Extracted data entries
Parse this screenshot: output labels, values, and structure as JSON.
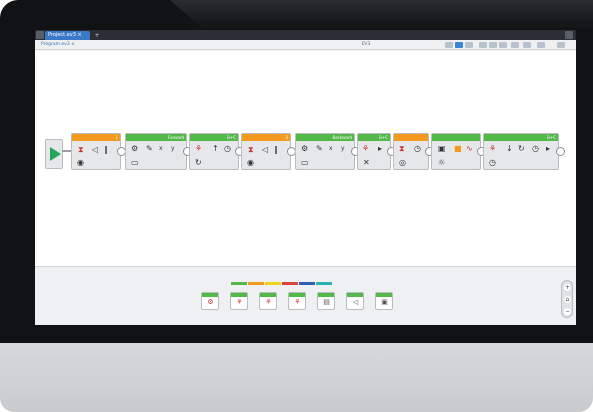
{
  "window": {
    "project_tab": "Project.ev3 ×",
    "new_tab": "+"
  },
  "toolbar": {
    "program_tab": "Program.ev3 ×",
    "center_label": "EV3"
  },
  "program": {
    "block_labels": [
      "1",
      "Forward",
      "B+C",
      "2",
      "Backward",
      "B+C",
      "B+C"
    ]
  },
  "zoom": {
    "plus": "+",
    "minus": "−",
    "fit": "⌂"
  },
  "colors": {
    "accent_blue": "#3a86d6",
    "orange_block": "#f39a1e",
    "green_block": "#52b848"
  }
}
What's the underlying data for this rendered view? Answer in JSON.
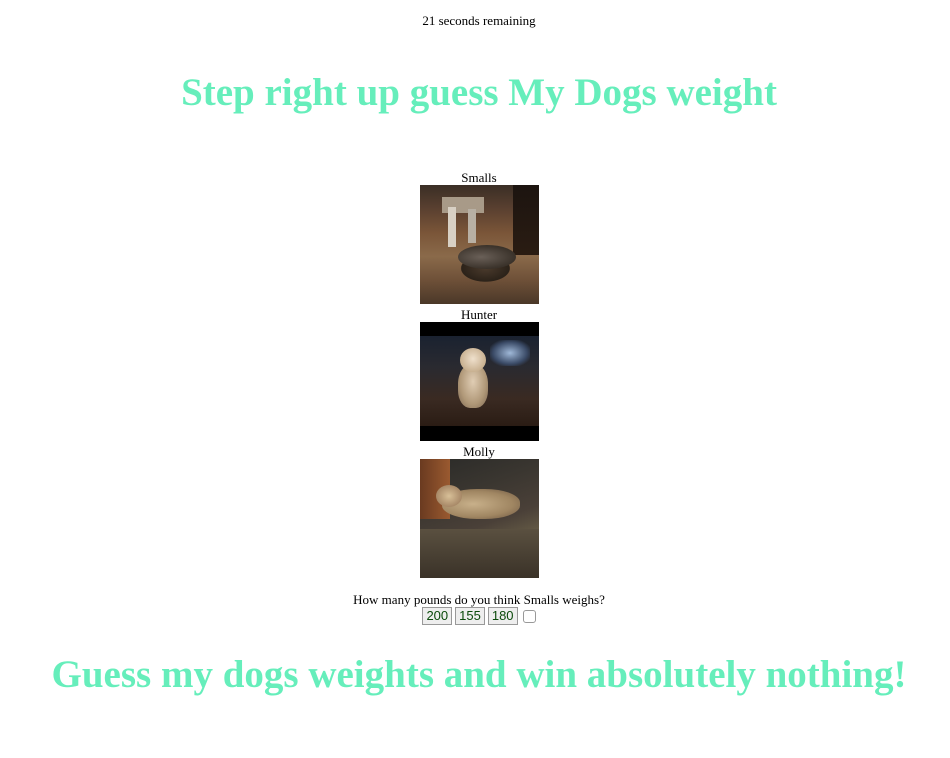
{
  "timer": {
    "text": "21 seconds remaining"
  },
  "header": {
    "title": "Step right up guess My Dogs weight"
  },
  "dogs": [
    {
      "name": "Smalls"
    },
    {
      "name": "Hunter"
    },
    {
      "name": "Molly"
    }
  ],
  "quiz": {
    "question": "How many pounds do you think Smalls weighs?",
    "options": [
      "200",
      "155",
      "180"
    ]
  },
  "footer": {
    "tagline": "Guess my dogs weights and win absolutely nothing!"
  },
  "colors": {
    "accent": "#66eebb",
    "button_text": "#0a4a0a"
  }
}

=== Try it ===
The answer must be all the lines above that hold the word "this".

=== Answer section ===
Parse this screenshot: output labels, values, and structure as JSON.
What's the underlying data for this rendered view? Answer in JSON.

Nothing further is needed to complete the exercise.